Task requirements - Pull each line with the string "住所検索" from the entries.

+++

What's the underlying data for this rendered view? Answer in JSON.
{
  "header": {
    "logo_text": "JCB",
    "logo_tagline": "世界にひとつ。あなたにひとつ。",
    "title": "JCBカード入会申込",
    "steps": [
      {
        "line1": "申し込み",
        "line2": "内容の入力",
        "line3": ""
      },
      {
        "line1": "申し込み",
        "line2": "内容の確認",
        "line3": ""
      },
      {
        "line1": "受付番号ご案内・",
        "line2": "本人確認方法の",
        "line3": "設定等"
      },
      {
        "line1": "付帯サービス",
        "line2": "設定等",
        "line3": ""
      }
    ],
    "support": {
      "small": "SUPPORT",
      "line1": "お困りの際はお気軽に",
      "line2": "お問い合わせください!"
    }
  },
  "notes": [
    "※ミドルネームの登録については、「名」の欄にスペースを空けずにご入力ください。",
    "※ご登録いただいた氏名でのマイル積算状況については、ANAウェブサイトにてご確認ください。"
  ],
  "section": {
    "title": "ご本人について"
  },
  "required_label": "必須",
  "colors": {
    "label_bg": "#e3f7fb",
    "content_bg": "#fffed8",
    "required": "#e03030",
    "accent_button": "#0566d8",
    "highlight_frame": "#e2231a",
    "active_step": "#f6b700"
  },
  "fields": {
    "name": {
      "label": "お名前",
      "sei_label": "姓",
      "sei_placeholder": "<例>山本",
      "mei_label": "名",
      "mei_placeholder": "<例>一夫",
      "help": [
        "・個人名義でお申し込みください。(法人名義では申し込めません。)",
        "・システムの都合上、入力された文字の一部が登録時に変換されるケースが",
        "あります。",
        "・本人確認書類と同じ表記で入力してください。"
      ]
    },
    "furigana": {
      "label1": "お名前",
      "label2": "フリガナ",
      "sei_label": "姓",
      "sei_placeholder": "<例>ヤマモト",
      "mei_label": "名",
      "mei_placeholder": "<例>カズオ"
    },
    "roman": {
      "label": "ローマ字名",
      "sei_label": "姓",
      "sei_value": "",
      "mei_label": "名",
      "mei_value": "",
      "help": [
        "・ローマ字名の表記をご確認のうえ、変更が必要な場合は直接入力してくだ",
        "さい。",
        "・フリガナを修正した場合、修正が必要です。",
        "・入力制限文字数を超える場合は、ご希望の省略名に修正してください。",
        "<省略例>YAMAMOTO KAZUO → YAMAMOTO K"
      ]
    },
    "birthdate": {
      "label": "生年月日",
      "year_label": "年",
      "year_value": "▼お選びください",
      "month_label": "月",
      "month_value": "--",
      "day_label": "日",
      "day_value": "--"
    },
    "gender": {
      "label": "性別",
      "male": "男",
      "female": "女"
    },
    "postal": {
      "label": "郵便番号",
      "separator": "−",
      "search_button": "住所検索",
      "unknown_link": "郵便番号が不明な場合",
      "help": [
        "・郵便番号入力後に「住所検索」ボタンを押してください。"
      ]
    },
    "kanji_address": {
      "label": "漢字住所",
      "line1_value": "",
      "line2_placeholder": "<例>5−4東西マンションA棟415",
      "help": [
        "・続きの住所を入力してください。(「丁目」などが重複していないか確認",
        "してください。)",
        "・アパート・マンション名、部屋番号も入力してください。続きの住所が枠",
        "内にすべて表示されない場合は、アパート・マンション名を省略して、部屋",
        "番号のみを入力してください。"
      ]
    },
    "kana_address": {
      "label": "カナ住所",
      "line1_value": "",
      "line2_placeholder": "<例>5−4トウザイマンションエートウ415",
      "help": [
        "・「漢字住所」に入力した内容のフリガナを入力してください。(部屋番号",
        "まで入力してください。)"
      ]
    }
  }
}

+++

The answer -
      "search_button": "住所検索",
        "・郵便番号入力後に「住所検索」ボタンを押してください。"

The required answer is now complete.